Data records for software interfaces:
═══
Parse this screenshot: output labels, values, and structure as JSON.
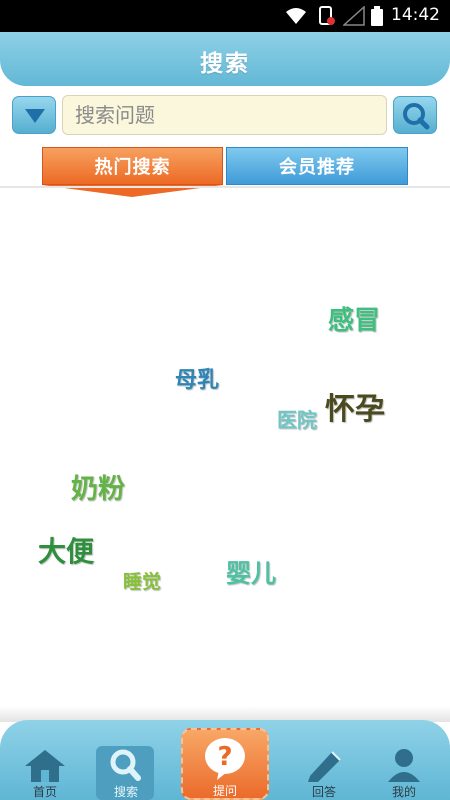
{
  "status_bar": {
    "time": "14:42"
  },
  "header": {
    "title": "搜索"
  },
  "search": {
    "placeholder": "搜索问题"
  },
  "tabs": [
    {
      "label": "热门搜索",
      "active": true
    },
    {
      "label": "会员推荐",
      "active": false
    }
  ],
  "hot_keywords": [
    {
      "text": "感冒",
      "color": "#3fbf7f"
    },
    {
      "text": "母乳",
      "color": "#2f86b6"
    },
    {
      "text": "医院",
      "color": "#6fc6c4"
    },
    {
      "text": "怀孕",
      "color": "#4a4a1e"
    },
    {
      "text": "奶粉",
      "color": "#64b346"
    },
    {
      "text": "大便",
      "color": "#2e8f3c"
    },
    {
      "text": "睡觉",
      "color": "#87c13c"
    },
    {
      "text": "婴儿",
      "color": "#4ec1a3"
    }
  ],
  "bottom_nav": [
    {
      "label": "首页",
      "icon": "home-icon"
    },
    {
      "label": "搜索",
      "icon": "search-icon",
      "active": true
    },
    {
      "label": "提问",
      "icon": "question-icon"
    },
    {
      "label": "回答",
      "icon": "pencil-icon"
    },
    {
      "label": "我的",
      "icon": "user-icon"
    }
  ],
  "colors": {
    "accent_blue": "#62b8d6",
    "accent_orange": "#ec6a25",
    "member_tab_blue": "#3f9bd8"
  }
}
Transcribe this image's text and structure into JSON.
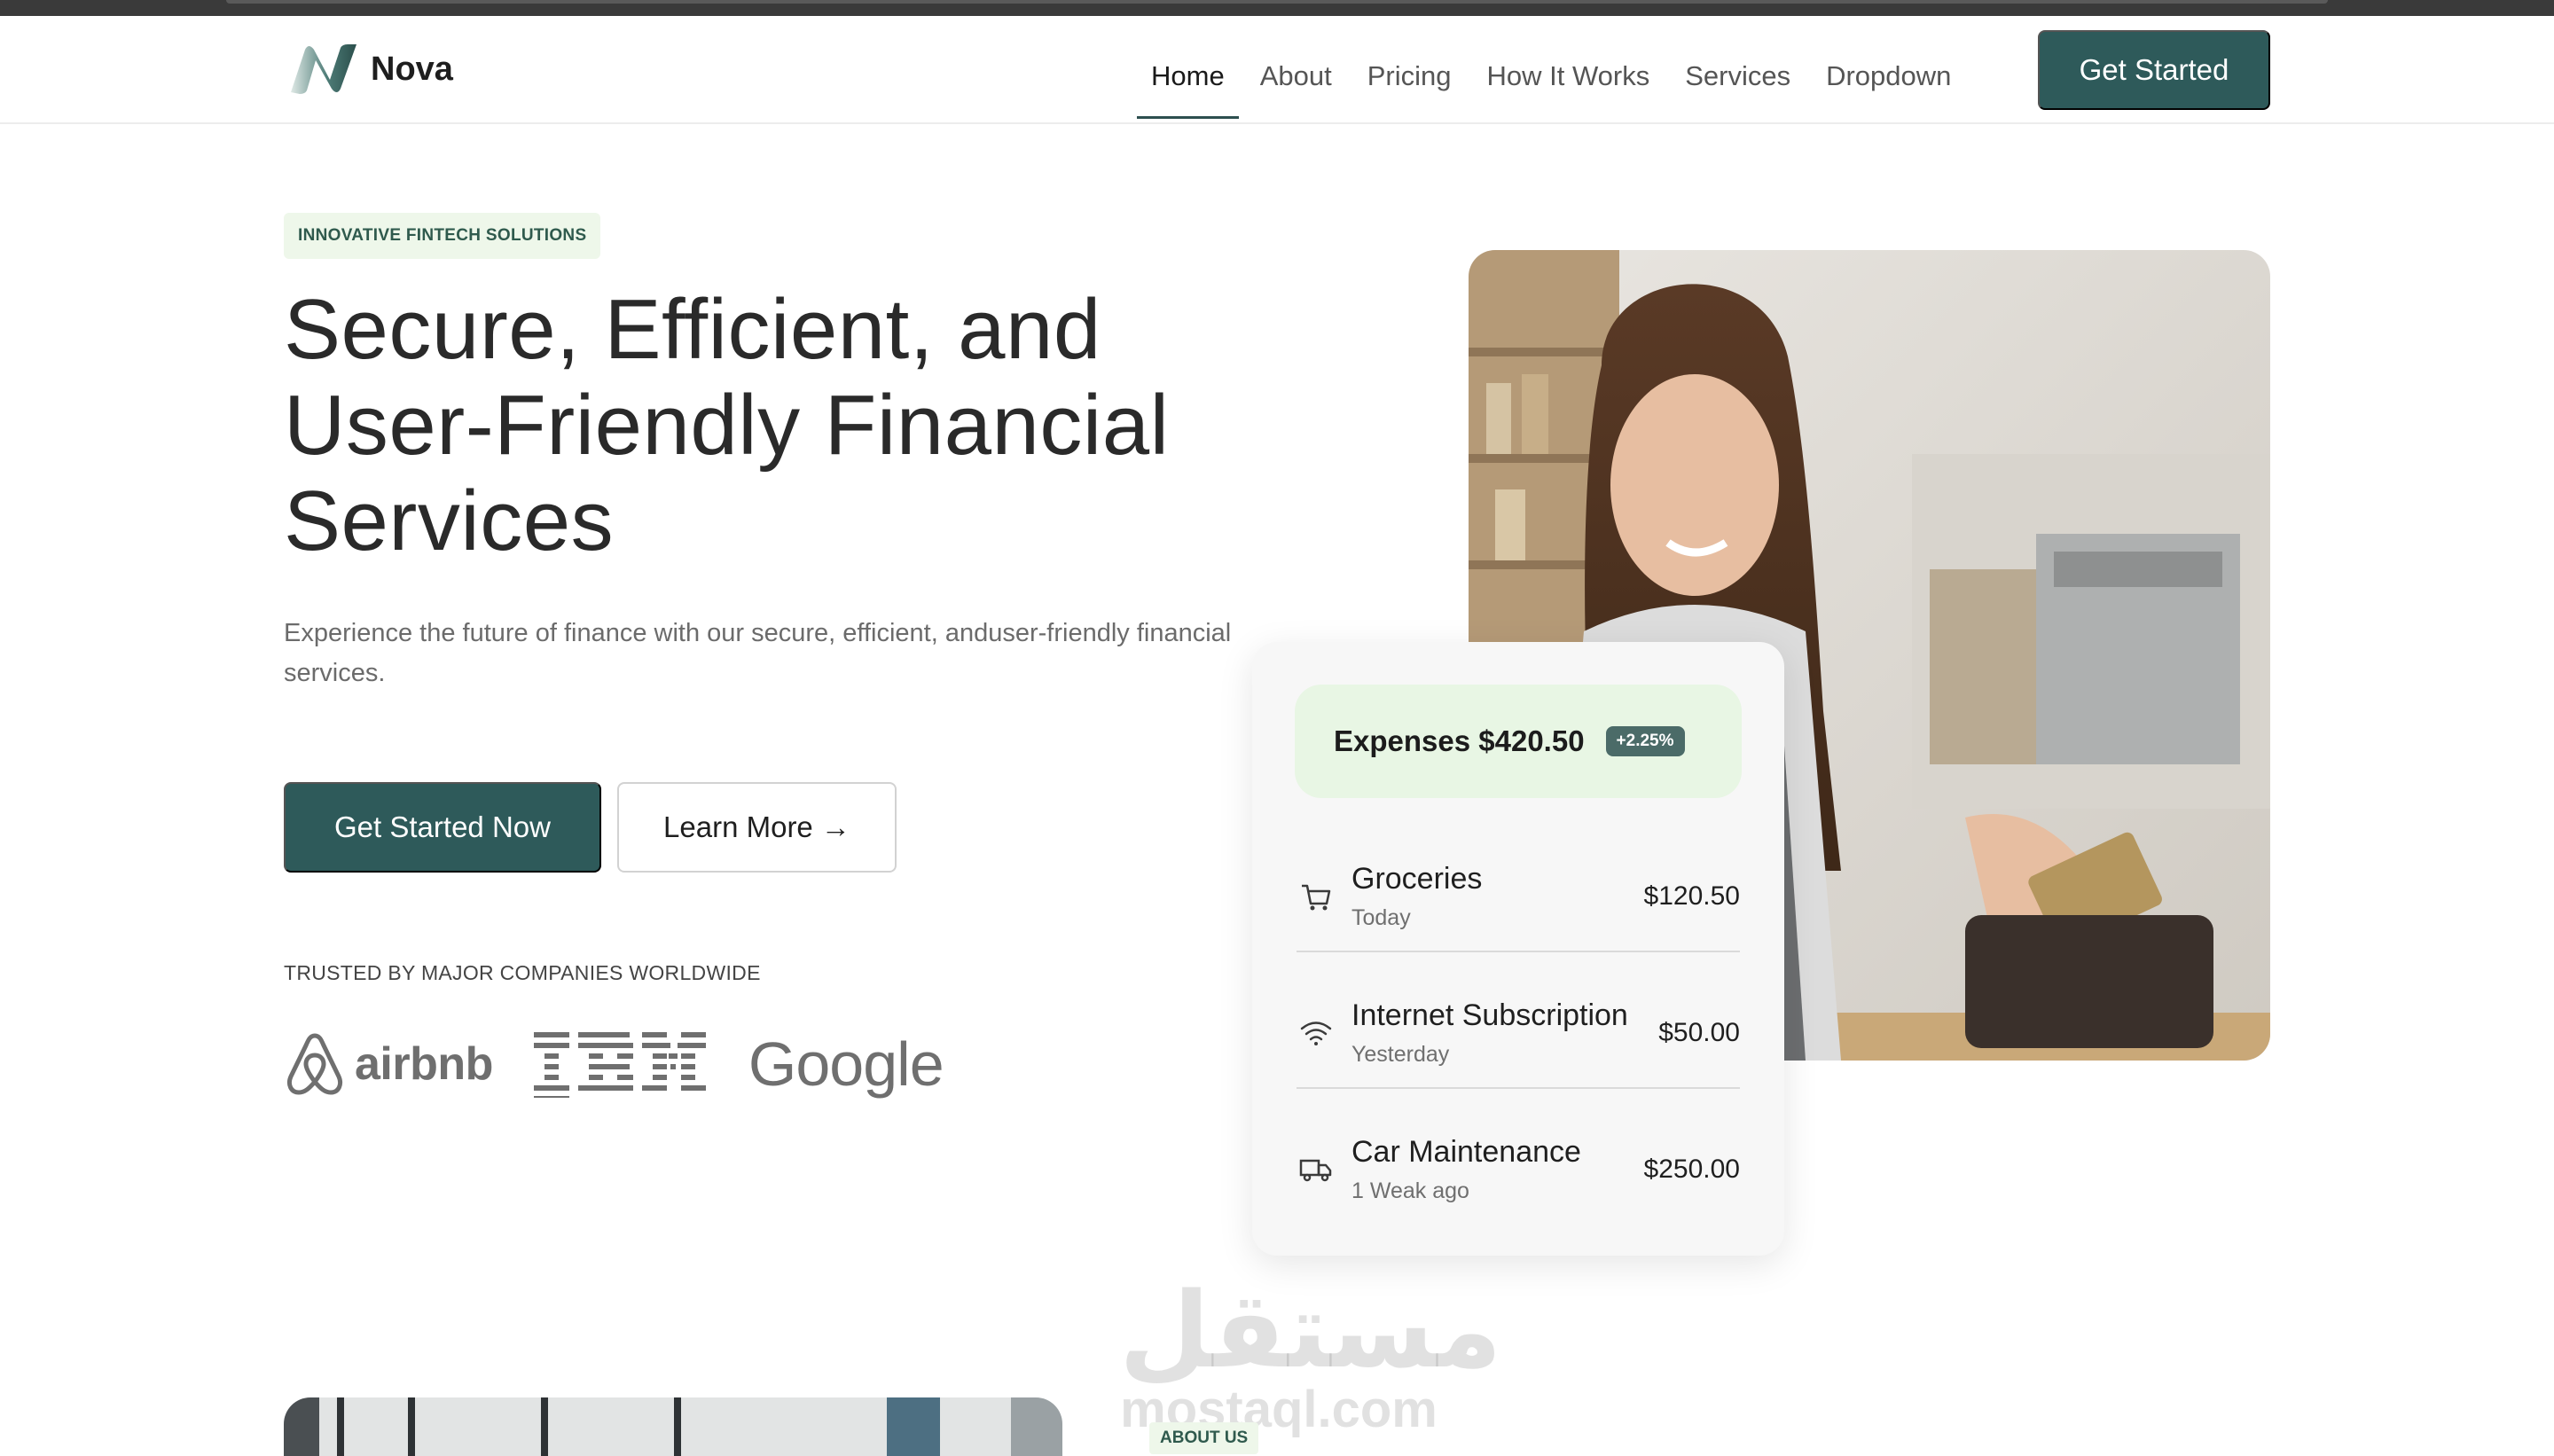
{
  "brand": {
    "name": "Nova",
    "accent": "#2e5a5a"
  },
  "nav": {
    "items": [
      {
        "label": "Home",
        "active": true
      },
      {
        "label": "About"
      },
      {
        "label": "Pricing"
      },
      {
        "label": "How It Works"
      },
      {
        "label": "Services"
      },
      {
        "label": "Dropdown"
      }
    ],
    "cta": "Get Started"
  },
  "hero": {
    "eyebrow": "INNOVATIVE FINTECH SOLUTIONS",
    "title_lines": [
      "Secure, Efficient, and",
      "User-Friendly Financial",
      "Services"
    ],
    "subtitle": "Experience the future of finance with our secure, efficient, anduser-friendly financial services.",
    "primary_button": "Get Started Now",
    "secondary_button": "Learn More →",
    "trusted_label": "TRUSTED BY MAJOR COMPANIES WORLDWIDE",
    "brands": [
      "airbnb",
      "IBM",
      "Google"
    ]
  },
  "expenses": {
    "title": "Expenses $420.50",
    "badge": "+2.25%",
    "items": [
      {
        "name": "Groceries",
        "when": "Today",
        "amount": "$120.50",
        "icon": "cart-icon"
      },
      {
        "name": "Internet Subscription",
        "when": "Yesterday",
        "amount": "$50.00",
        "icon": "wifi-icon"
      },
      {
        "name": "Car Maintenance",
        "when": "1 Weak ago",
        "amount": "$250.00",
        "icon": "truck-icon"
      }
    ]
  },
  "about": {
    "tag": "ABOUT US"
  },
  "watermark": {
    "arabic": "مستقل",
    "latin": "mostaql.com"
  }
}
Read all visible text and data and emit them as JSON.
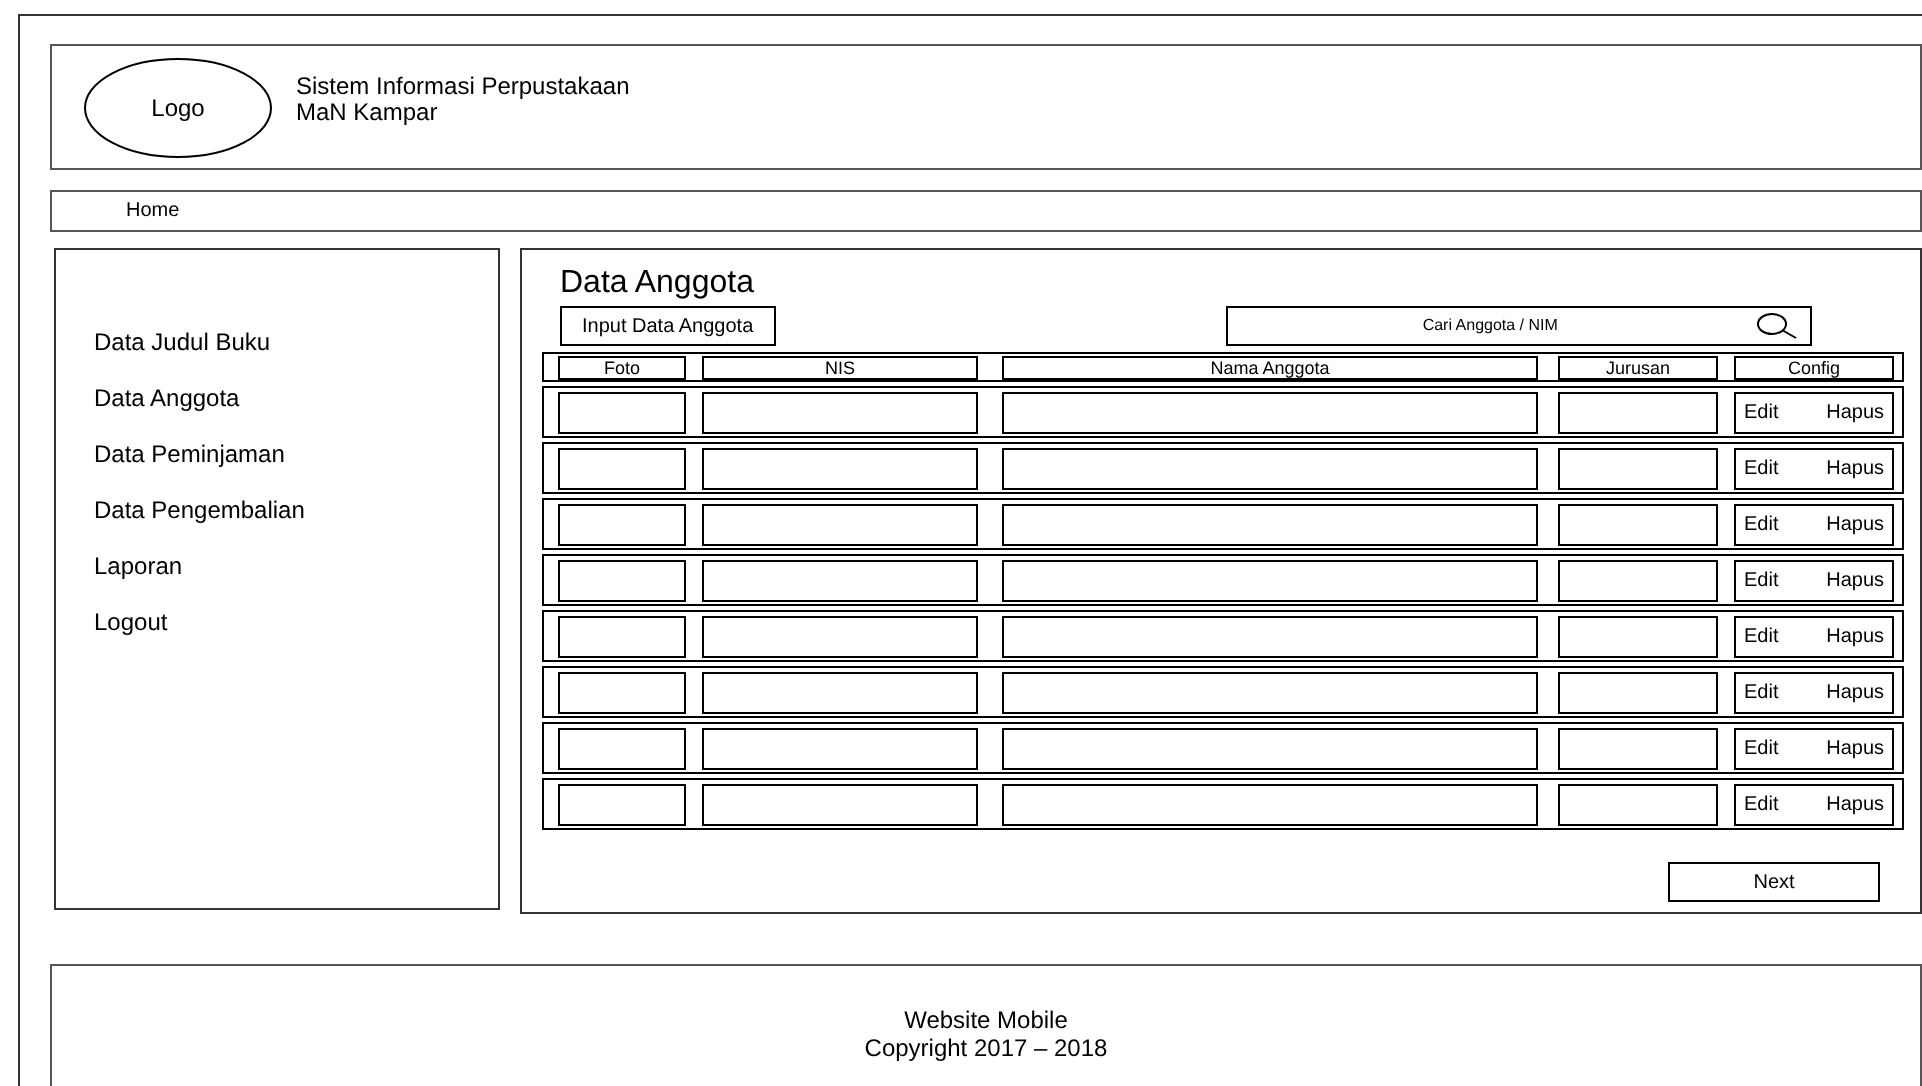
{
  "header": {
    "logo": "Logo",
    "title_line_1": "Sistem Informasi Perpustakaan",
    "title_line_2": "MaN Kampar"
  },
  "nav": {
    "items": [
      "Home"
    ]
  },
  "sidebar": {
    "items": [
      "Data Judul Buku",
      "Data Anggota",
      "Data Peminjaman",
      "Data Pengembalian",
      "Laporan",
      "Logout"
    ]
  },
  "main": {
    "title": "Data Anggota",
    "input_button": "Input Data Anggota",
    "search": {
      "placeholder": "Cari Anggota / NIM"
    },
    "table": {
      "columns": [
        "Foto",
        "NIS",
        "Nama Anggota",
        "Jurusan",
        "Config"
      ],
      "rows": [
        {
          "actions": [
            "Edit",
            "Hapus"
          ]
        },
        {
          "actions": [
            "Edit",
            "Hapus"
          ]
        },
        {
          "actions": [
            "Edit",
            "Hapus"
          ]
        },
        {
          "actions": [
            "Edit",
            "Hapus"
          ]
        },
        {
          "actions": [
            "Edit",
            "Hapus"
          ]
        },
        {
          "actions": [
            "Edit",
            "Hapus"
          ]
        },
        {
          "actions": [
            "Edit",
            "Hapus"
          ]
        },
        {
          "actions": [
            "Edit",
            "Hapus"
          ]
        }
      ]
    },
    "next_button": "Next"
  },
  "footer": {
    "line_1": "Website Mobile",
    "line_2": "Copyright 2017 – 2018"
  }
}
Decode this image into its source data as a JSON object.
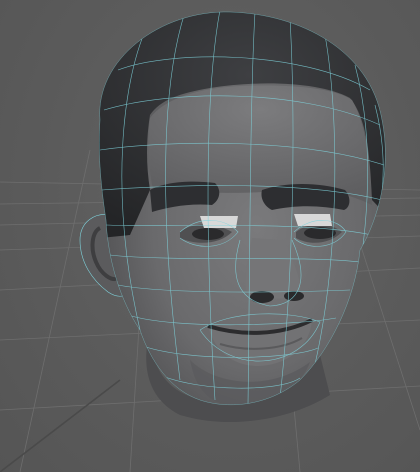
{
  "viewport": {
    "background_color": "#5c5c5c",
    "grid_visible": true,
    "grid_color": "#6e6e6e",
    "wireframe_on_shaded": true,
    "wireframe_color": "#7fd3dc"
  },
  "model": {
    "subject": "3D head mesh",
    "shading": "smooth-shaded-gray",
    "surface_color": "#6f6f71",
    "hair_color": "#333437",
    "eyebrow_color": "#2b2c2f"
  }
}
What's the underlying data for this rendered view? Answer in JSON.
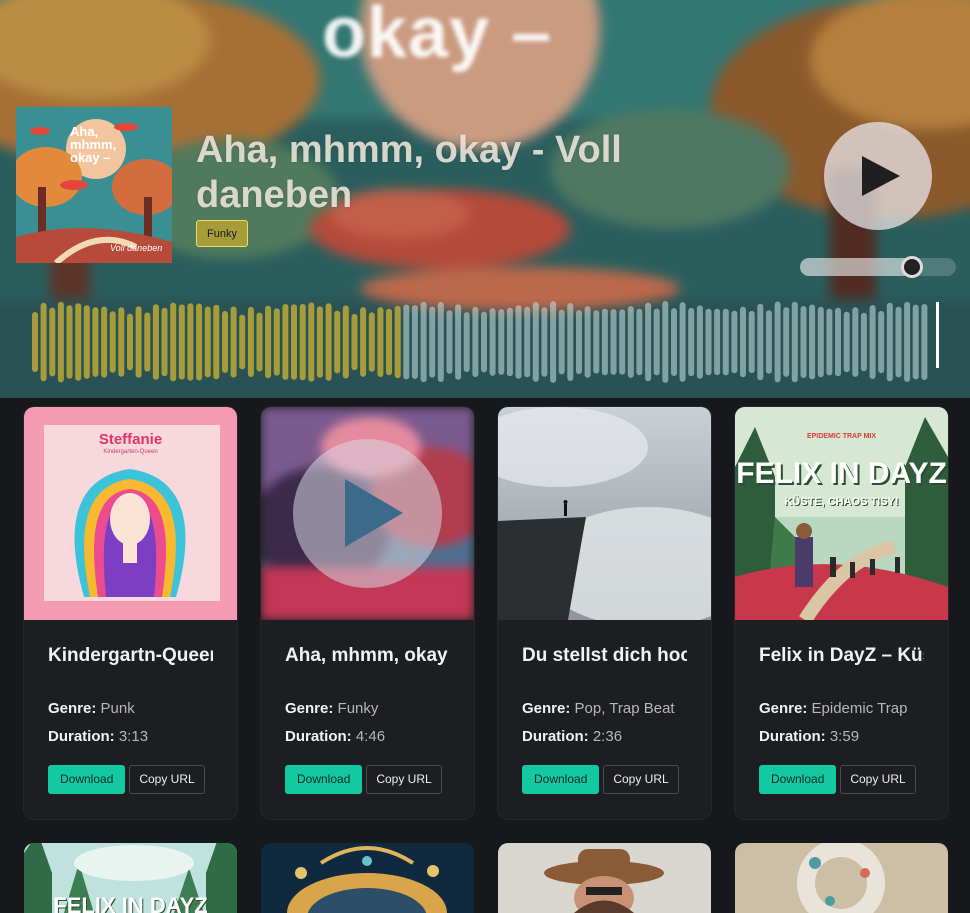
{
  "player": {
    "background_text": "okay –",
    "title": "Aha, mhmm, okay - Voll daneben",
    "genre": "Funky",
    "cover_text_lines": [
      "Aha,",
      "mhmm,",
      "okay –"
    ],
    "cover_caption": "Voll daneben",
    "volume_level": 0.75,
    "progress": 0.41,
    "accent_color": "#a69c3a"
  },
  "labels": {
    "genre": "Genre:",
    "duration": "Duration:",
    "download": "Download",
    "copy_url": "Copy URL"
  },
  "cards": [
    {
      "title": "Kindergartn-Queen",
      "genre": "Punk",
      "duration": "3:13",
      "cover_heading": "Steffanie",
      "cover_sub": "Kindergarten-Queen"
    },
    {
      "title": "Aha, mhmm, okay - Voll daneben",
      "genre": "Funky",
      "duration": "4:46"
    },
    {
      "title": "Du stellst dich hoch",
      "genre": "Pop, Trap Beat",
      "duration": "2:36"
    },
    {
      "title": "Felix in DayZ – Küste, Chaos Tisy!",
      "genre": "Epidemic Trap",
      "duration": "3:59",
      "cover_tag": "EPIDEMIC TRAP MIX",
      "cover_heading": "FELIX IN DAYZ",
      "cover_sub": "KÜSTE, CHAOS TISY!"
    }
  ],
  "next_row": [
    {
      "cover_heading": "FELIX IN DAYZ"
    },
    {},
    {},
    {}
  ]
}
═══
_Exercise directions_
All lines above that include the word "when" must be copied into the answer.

_Output_
        "when": "Today",
        "when": "Yesterday",
        "when": "1 Weak ago",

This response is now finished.